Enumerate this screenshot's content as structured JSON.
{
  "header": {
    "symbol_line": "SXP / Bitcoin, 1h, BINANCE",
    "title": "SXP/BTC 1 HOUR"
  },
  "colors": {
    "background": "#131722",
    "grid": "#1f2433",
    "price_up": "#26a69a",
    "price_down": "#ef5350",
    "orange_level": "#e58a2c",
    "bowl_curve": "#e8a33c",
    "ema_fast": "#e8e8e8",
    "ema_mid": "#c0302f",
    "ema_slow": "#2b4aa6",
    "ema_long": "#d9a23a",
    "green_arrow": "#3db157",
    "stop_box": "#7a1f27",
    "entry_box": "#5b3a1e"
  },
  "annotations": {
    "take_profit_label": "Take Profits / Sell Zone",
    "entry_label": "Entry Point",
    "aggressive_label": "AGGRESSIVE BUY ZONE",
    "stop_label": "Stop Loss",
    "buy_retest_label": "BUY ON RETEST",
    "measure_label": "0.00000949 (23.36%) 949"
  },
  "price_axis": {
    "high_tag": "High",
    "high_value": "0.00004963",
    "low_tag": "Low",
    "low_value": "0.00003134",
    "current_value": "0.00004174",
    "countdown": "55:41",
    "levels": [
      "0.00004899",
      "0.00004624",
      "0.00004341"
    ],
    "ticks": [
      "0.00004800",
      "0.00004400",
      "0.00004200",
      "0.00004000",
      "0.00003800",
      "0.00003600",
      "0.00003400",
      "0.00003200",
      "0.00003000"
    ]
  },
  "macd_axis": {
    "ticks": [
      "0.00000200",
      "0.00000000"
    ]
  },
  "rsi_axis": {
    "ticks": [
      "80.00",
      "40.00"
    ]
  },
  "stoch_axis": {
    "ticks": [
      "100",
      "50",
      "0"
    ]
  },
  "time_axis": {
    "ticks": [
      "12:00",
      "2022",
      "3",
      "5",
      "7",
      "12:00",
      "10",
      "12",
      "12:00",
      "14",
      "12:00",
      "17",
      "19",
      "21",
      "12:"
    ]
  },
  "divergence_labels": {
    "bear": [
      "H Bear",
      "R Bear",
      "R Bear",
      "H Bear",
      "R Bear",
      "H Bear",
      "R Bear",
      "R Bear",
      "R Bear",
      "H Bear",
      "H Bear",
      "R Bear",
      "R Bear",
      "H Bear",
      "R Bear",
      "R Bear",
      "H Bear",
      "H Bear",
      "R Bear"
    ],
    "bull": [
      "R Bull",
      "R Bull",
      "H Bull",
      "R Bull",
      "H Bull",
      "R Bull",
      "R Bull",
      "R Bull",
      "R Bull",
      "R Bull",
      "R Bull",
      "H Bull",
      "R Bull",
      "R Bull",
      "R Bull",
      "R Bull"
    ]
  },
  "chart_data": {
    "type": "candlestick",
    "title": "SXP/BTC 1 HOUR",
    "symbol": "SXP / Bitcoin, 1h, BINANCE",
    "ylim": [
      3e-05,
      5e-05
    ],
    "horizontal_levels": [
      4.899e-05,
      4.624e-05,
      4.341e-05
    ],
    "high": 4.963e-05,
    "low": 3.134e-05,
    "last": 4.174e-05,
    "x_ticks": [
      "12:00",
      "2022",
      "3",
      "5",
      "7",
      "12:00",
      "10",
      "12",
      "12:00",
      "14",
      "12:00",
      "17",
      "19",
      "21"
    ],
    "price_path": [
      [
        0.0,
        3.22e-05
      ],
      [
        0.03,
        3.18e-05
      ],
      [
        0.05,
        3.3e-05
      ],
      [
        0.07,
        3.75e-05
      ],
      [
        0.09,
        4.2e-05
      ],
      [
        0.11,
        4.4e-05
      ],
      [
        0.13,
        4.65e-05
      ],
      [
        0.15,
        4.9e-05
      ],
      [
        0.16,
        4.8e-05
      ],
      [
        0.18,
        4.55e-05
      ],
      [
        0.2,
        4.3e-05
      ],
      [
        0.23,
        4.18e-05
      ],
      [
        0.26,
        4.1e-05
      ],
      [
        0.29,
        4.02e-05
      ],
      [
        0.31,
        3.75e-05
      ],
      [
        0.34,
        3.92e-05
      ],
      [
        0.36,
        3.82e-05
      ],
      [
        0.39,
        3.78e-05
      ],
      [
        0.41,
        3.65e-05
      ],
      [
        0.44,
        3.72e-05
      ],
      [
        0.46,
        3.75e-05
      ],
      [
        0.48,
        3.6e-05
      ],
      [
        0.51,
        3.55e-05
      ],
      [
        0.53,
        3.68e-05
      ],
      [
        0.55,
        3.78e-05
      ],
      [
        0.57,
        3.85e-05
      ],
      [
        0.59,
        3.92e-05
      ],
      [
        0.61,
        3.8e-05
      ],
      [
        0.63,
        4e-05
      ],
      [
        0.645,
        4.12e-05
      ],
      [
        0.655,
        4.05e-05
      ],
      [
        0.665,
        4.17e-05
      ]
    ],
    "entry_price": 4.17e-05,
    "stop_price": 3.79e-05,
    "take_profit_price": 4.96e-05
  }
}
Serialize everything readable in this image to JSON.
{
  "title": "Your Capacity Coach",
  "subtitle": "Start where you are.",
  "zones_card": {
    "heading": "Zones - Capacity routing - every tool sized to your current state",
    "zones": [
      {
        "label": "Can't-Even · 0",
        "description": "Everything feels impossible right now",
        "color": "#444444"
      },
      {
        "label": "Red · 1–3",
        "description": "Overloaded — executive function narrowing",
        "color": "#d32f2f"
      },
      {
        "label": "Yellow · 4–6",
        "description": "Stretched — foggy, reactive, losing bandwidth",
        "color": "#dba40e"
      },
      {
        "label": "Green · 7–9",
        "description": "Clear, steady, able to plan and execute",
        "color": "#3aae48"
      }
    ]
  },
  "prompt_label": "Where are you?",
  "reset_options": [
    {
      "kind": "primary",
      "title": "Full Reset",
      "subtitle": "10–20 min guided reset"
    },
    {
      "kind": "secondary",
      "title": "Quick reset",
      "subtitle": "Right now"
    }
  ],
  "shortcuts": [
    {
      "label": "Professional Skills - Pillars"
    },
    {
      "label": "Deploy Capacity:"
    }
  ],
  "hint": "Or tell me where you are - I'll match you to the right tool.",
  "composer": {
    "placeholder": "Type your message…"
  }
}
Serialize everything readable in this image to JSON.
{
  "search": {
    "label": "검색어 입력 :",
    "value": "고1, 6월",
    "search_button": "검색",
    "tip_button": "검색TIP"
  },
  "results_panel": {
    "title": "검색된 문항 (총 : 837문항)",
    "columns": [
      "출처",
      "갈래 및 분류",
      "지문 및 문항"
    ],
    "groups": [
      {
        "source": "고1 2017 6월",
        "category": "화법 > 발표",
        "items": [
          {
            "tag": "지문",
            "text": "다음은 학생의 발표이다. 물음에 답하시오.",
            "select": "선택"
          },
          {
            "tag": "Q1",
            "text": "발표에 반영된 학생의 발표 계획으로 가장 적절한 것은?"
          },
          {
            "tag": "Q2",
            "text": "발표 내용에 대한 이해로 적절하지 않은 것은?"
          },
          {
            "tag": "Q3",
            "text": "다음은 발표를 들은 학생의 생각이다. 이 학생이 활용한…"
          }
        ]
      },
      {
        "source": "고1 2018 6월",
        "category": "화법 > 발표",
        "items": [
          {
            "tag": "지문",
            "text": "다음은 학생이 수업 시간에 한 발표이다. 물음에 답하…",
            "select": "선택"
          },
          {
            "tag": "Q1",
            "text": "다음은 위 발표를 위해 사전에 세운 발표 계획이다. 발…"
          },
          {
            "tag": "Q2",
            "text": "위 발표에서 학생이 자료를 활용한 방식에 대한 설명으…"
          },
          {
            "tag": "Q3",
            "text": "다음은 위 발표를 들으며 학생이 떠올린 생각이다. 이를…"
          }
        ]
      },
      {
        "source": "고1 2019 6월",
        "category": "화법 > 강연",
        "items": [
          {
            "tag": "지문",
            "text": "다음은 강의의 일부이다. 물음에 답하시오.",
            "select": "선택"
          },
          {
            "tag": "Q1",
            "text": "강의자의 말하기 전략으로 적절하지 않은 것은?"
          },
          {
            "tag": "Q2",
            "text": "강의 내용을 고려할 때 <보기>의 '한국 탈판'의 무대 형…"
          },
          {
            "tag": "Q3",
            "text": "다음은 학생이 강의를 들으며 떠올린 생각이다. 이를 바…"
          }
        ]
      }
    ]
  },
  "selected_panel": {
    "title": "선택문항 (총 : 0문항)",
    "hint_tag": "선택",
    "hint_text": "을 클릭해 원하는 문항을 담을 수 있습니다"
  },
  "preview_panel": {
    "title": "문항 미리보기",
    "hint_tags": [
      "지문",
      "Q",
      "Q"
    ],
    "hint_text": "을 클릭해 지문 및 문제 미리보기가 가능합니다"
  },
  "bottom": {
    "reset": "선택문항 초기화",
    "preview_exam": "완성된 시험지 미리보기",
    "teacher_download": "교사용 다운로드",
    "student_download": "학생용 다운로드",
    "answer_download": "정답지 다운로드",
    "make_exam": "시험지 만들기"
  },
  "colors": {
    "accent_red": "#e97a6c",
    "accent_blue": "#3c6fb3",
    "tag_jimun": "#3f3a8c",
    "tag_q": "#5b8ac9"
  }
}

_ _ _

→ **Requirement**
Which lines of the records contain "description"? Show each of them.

→ **Reply to the task**
        "description": "Everything feels impossible right now",
        "description": "Overloaded — executive function narrowing",
        "description": "Stretched — foggy, reactive, losing bandwidth",
        "description": "Clear, steady, able to plan and execute",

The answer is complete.